Description of the task: Every record below is to be repeated exactly, with the pictures left out.

Data in this exercise:
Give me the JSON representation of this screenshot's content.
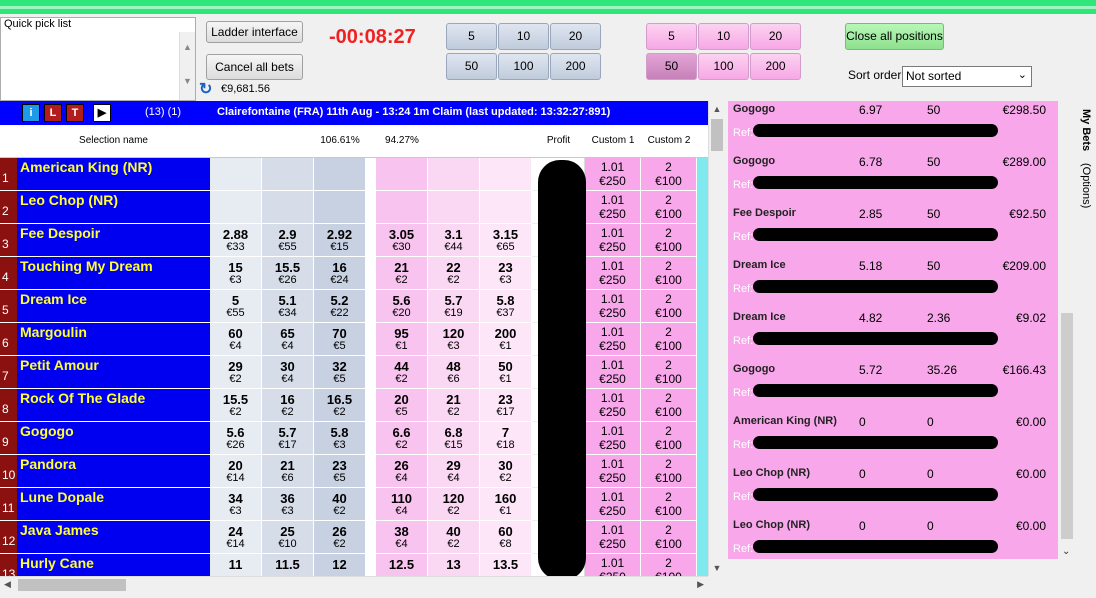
{
  "quick_pick": {
    "label": "Quick pick list"
  },
  "toolbar": {
    "ladder_label": "Ladder interface",
    "cancel_label": "Cancel all bets",
    "timer": "-00:08:27",
    "balance": "€9,681.56",
    "back_stakes": [
      "5",
      "10",
      "20",
      "50",
      "100",
      "200"
    ],
    "lay_stakes": [
      "5",
      "10",
      "20",
      "50",
      "100",
      "200"
    ],
    "lay_selected": "50",
    "close_label": "Close all positions",
    "sort_label": "Sort order",
    "sort_value": "Not sorted"
  },
  "market": {
    "btn_i": "i",
    "btn_l": "L",
    "btn_t": "T",
    "count": "(13) (1)",
    "title": "Clairefontaine (FRA) 11th Aug - 13:24 1m Claim (last updated: 13:32:27:891)"
  },
  "columns": {
    "selection": "Selection name",
    "back_pct": "106.61%",
    "lay_pct": "94.27%",
    "profit": "Profit",
    "custom1": "Custom 1",
    "custom2": "Custom 2"
  },
  "runners": [
    {
      "n": "1",
      "name": "American King (NR)",
      "back": [],
      "lay": []
    },
    {
      "n": "2",
      "name": "Leo Chop (NR)",
      "back": [],
      "lay": []
    },
    {
      "n": "3",
      "name": "Fee Despoir",
      "back": [
        [
          "2.88",
          "€33"
        ],
        [
          "2.9",
          "€55"
        ],
        [
          "2.92",
          "€15"
        ]
      ],
      "lay": [
        [
          "3.05",
          "€30"
        ],
        [
          "3.1",
          "€44"
        ],
        [
          "3.15",
          "€65"
        ]
      ]
    },
    {
      "n": "4",
      "name": "Touching My Dream",
      "back": [
        [
          "15",
          "€3"
        ],
        [
          "15.5",
          "€26"
        ],
        [
          "16",
          "€24"
        ]
      ],
      "lay": [
        [
          "21",
          "€2"
        ],
        [
          "22",
          "€2"
        ],
        [
          "23",
          "€3"
        ]
      ]
    },
    {
      "n": "5",
      "name": "Dream Ice",
      "back": [
        [
          "5",
          "€55"
        ],
        [
          "5.1",
          "€34"
        ],
        [
          "5.2",
          "€22"
        ]
      ],
      "lay": [
        [
          "5.6",
          "€20"
        ],
        [
          "5.7",
          "€19"
        ],
        [
          "5.8",
          "€37"
        ]
      ]
    },
    {
      "n": "6",
      "name": "Margoulin",
      "back": [
        [
          "60",
          "€4"
        ],
        [
          "65",
          "€4"
        ],
        [
          "70",
          "€5"
        ]
      ],
      "lay": [
        [
          "95",
          "€1"
        ],
        [
          "120",
          "€3"
        ],
        [
          "200",
          "€1"
        ]
      ]
    },
    {
      "n": "7",
      "name": "Petit Amour",
      "back": [
        [
          "29",
          "€2"
        ],
        [
          "30",
          "€4"
        ],
        [
          "32",
          "€5"
        ]
      ],
      "lay": [
        [
          "44",
          "€2"
        ],
        [
          "48",
          "€6"
        ],
        [
          "50",
          "€1"
        ]
      ]
    },
    {
      "n": "8",
      "name": "Rock Of The Glade",
      "back": [
        [
          "15.5",
          "€2"
        ],
        [
          "16",
          "€2"
        ],
        [
          "16.5",
          "€2"
        ]
      ],
      "lay": [
        [
          "20",
          "€5"
        ],
        [
          "21",
          "€2"
        ],
        [
          "23",
          "€17"
        ]
      ]
    },
    {
      "n": "9",
      "name": "Gogogo",
      "back": [
        [
          "5.6",
          "€26"
        ],
        [
          "5.7",
          "€17"
        ],
        [
          "5.8",
          "€3"
        ]
      ],
      "lay": [
        [
          "6.6",
          "€2"
        ],
        [
          "6.8",
          "€15"
        ],
        [
          "7",
          "€18"
        ]
      ]
    },
    {
      "n": "10",
      "name": "Pandora",
      "back": [
        [
          "20",
          "€14"
        ],
        [
          "21",
          "€6"
        ],
        [
          "23",
          "€5"
        ]
      ],
      "lay": [
        [
          "26",
          "€4"
        ],
        [
          "29",
          "€4"
        ],
        [
          "30",
          "€2"
        ]
      ]
    },
    {
      "n": "11",
      "name": "Lune Dopale",
      "back": [
        [
          "34",
          "€3"
        ],
        [
          "36",
          "€3"
        ],
        [
          "40",
          "€2"
        ]
      ],
      "lay": [
        [
          "110",
          "€4"
        ],
        [
          "120",
          "€2"
        ],
        [
          "160",
          "€1"
        ]
      ]
    },
    {
      "n": "12",
      "name": "Java James",
      "back": [
        [
          "24",
          "€14"
        ],
        [
          "25",
          "€10"
        ],
        [
          "26",
          "€2"
        ]
      ],
      "lay": [
        [
          "38",
          "€4"
        ],
        [
          "40",
          "€2"
        ],
        [
          "60",
          "€8"
        ]
      ]
    },
    {
      "n": "13",
      "name": "Hurly Cane",
      "back": [
        [
          "11",
          ""
        ],
        [
          "11.5",
          ""
        ],
        [
          "12",
          ""
        ]
      ],
      "lay": [
        [
          "12.5",
          ""
        ],
        [
          "13",
          ""
        ],
        [
          "13.5",
          ""
        ]
      ]
    }
  ],
  "custom": {
    "c1_odds": "1.01",
    "c1_stake": "€250",
    "c2_odds": "2",
    "c2_stake": "€100"
  },
  "bets": [
    {
      "name": "Gogogo",
      "odds": "6.97",
      "stake": "50",
      "profit": "€298.50"
    },
    {
      "name": "Gogogo",
      "odds": "6.78",
      "stake": "50",
      "profit": "€289.00"
    },
    {
      "name": "Fee Despoir",
      "odds": "2.85",
      "stake": "50",
      "profit": "€92.50"
    },
    {
      "name": "Dream Ice",
      "odds": "5.18",
      "stake": "50",
      "profit": "€209.00"
    },
    {
      "name": "Dream Ice",
      "odds": "4.82",
      "stake": "2.36",
      "profit": "€9.02"
    },
    {
      "name": "Gogogo",
      "odds": "5.72",
      "stake": "35.26",
      "profit": "€166.43"
    },
    {
      "name": "American King (NR)",
      "odds": "0",
      "stake": "0",
      "profit": "€0.00"
    },
    {
      "name": "Leo Chop (NR)",
      "odds": "0",
      "stake": "0",
      "profit": "€0.00"
    },
    {
      "name": "Leo Chop (NR)",
      "odds": "0",
      "stake": "0",
      "profit": "€0.00"
    }
  ],
  "ref_label": "Ref:",
  "side_tabs": {
    "my_bets": "My Bets",
    "options": "(Options)"
  },
  "colors": {
    "back": "#c7d1e1",
    "lay": "#f8a7ea",
    "header": "#0000ff",
    "runner_name": "#ffff33",
    "timer": "#ee2222"
  }
}
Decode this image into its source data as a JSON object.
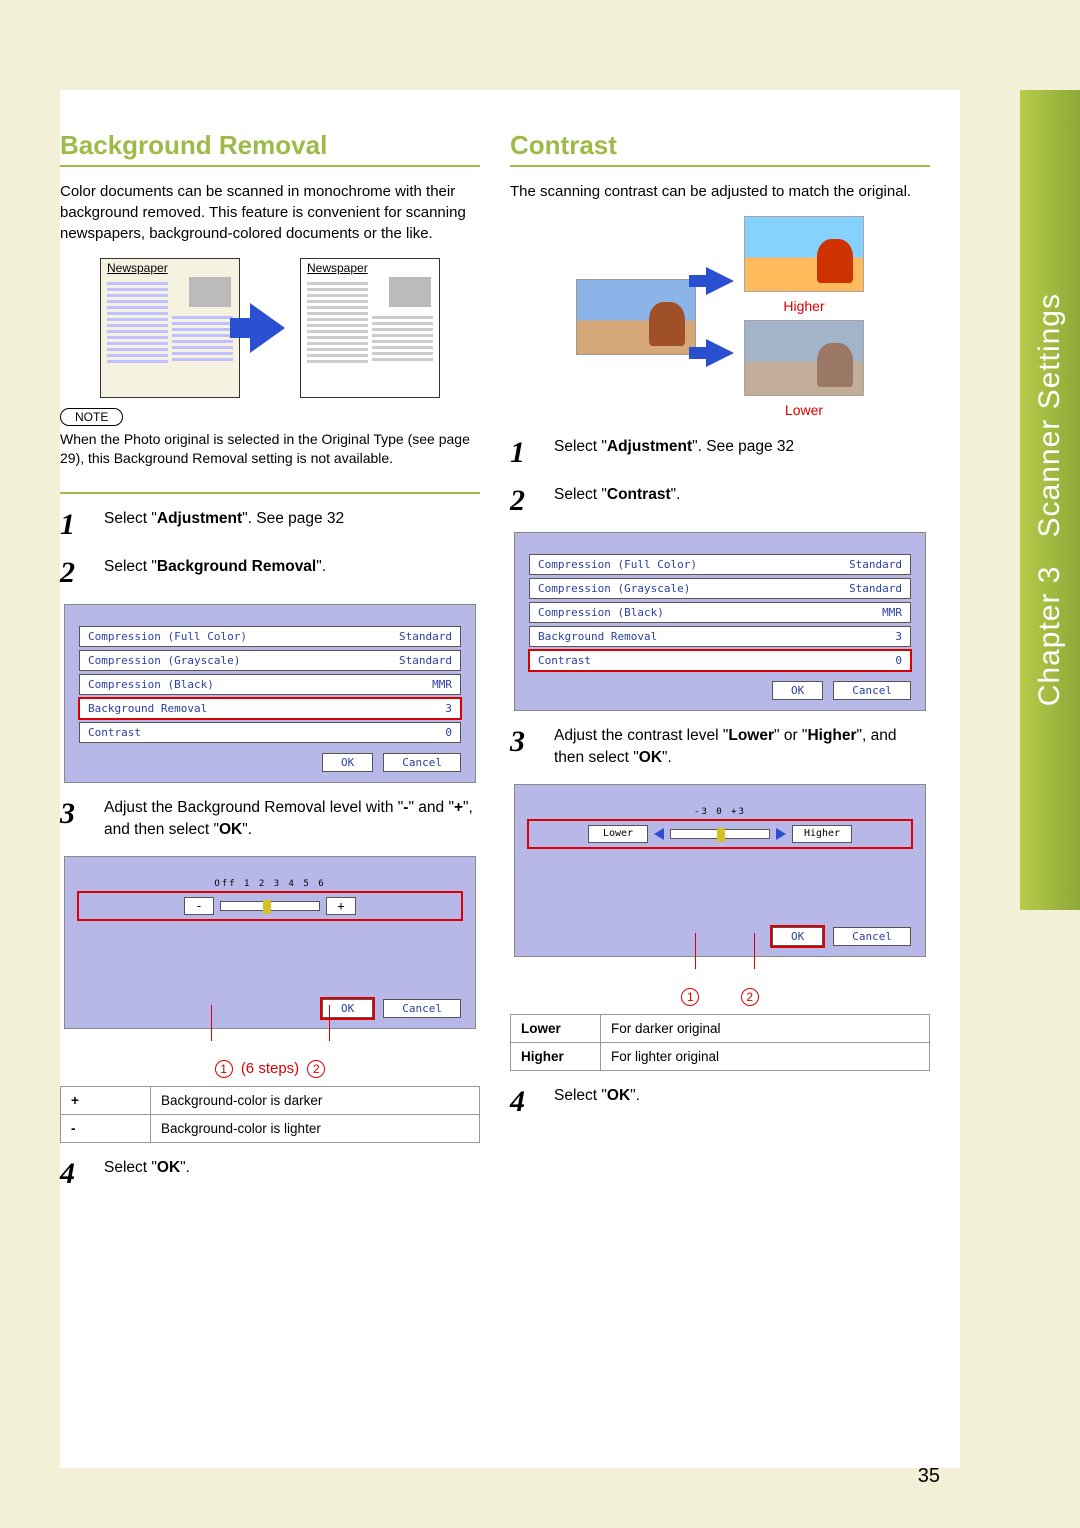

Task solution:
Give me the JSON representation of this screenshot's content.
{
  "quick_pick": {
    "label": "Quick pick list"
  },
  "toolbar": {
    "ladder_label": "Ladder interface",
    "cancel_label": "Cancel all bets",
    "timer": "-00:08:27",
    "balance": "€9,681.56",
    "back_stakes": [
      "5",
      "10",
      "20",
      "50",
      "100",
      "200"
    ],
    "lay_stakes": [
      "5",
      "10",
      "20",
      "50",
      "100",
      "200"
    ],
    "lay_selected": "50",
    "close_label": "Close all positions",
    "sort_label": "Sort order",
    "sort_value": "Not sorted"
  },
  "market": {
    "btn_i": "i",
    "btn_l": "L",
    "btn_t": "T",
    "count": "(13) (1)",
    "title": "Clairefontaine (FRA) 11th Aug - 13:24 1m Claim (last updated: 13:32:27:891)"
  },
  "columns": {
    "selection": "Selection name",
    "back_pct": "106.61%",
    "lay_pct": "94.27%",
    "profit": "Profit",
    "custom1": "Custom 1",
    "custom2": "Custom 2"
  },
  "runners": [
    {
      "n": "1",
      "name": "American King (NR)",
      "back": [],
      "lay": []
    },
    {
      "n": "2",
      "name": "Leo Chop (NR)",
      "back": [],
      "lay": []
    },
    {
      "n": "3",
      "name": "Fee Despoir",
      "back": [
        [
          "2.88",
          "€33"
        ],
        [
          "2.9",
          "€55"
        ],
        [
          "2.92",
          "€15"
        ]
      ],
      "lay": [
        [
          "3.05",
          "€30"
        ],
        [
          "3.1",
          "€44"
        ],
        [
          "3.15",
          "€65"
        ]
      ]
    },
    {
      "n": "4",
      "name": "Touching My Dream",
      "back": [
        [
          "15",
          "€3"
        ],
        [
          "15.5",
          "€26"
        ],
        [
          "16",
          "€24"
        ]
      ],
      "lay": [
        [
          "21",
          "€2"
        ],
        [
          "22",
          "€2"
        ],
        [
          "23",
          "€3"
        ]
      ]
    },
    {
      "n": "5",
      "name": "Dream Ice",
      "back": [
        [
          "5",
          "€55"
        ],
        [
          "5.1",
          "€34"
        ],
        [
          "5.2",
          "€22"
        ]
      ],
      "lay": [
        [
          "5.6",
          "€20"
        ],
        [
          "5.7",
          "€19"
        ],
        [
          "5.8",
          "€37"
        ]
      ]
    },
    {
      "n": "6",
      "name": "Margoulin",
      "back": [
        [
          "60",
          "€4"
        ],
        [
          "65",
          "€4"
        ],
        [
          "70",
          "€5"
        ]
      ],
      "lay": [
        [
          "95",
          "€1"
        ],
        [
          "120",
          "€3"
        ],
        [
          "200",
          "€1"
        ]
      ]
    },
    {
      "n": "7",
      "name": "Petit Amour",
      "back": [
        [
          "29",
          "€2"
        ],
        [
          "30",
          "€4"
        ],
        [
          "32",
          "€5"
        ]
      ],
      "lay": [
        [
          "44",
          "€2"
        ],
        [
          "48",
          "€6"
        ],
        [
          "50",
          "€1"
        ]
      ]
    },
    {
      "n": "8",
      "name": "Rock Of The Glade",
      "back": [
        [
          "15.5",
          "€2"
        ],
        [
          "16",
          "€2"
        ],
        [
          "16.5",
          "€2"
        ]
      ],
      "lay": [
        [
          "20",
          "€5"
        ],
        [
          "21",
          "€2"
        ],
        [
          "23",
          "€17"
        ]
      ]
    },
    {
      "n": "9",
      "name": "Gogogo",
      "back": [
        [
          "5.6",
          "€26"
        ],
        [
          "5.7",
          "€17"
        ],
        [
          "5.8",
          "€3"
        ]
      ],
      "lay": [
        [
          "6.6",
          "€2"
        ],
        [
          "6.8",
          "€15"
        ],
        [
          "7",
          "€18"
        ]
      ]
    },
    {
      "n": "10",
      "name": "Pandora",
      "back": [
        [
          "20",
          "€14"
        ],
        [
          "21",
          "€6"
        ],
        [
          "23",
          "€5"
        ]
      ],
      "lay": [
        [
          "26",
          "€4"
        ],
        [
          "29",
          "€4"
        ],
        [
          "30",
          "€2"
        ]
      ]
    },
    {
      "n": "11",
      "name": "Lune Dopale",
      "back": [
        [
          "34",
          "€3"
        ],
        [
          "36",
          "€3"
        ],
        [
          "40",
          "€2"
        ]
      ],
      "lay": [
        [
          "110",
          "€4"
        ],
        [
          "120",
          "€2"
        ],
        [
          "160",
          "€1"
        ]
      ]
    },
    {
      "n": "12",
      "name": "Java James",
      "back": [
        [
          "24",
          "€14"
        ],
        [
          "25",
          "€10"
        ],
        [
          "26",
          "€2"
        ]
      ],
      "lay": [
        [
          "38",
          "€4"
        ],
        [
          "40",
          "€2"
        ],
        [
          "60",
          "€8"
        ]
      ]
    },
    {
      "n": "13",
      "name": "Hurly Cane",
      "back": [
        [
          "11",
          ""
        ],
        [
          "11.5",
          ""
        ],
        [
          "12",
          ""
        ]
      ],
      "lay": [
        [
          "12.5",
          ""
        ],
        [
          "13",
          ""
        ],
        [
          "13.5",
          ""
        ]
      ]
    }
  ],
  "custom": {
    "c1_odds": "1.01",
    "c1_stake": "€250",
    "c2_odds": "2",
    "c2_stake": "€100"
  },
  "bets": [
    {
      "name": "Gogogo",
      "odds": "6.97",
      "stake": "50",
      "profit": "€298.50"
    },
    {
      "name": "Gogogo",
      "odds": "6.78",
      "stake": "50",
      "profit": "€289.00"
    },
    {
      "name": "Fee Despoir",
      "odds": "2.85",
      "stake": "50",
      "profit": "€92.50"
    },
    {
      "name": "Dream Ice",
      "odds": "5.18",
      "stake": "50",
      "profit": "€209.00"
    },
    {
      "name": "Dream Ice",
      "odds": "4.82",
      "stake": "2.36",
      "profit": "€9.02"
    },
    {
      "name": "Gogogo",
      "odds": "5.72",
      "stake": "35.26",
      "profit": "€166.43"
    },
    {
      "name": "American King (NR)",
      "odds": "0",
      "stake": "0",
      "profit": "€0.00"
    },
    {
      "name": "Leo Chop (NR)",
      "odds": "0",
      "stake": "0",
      "profit": "€0.00"
    },
    {
      "name": "Leo Chop (NR)",
      "odds": "0",
      "stake": "0",
      "profit": "€0.00"
    }
  ],
  "ref_label": "Ref:",
  "side_tabs": {
    "my_bets": "My Bets",
    "options": "(Options)"
  },
  "colors": {
    "back": "#c7d1e1",
    "lay": "#f8a7ea",
    "header": "#0000ff",
    "runner_name": "#ffff33",
    "timer": "#ee2222"
  }
}
Decode this image into its source data as a JSON object.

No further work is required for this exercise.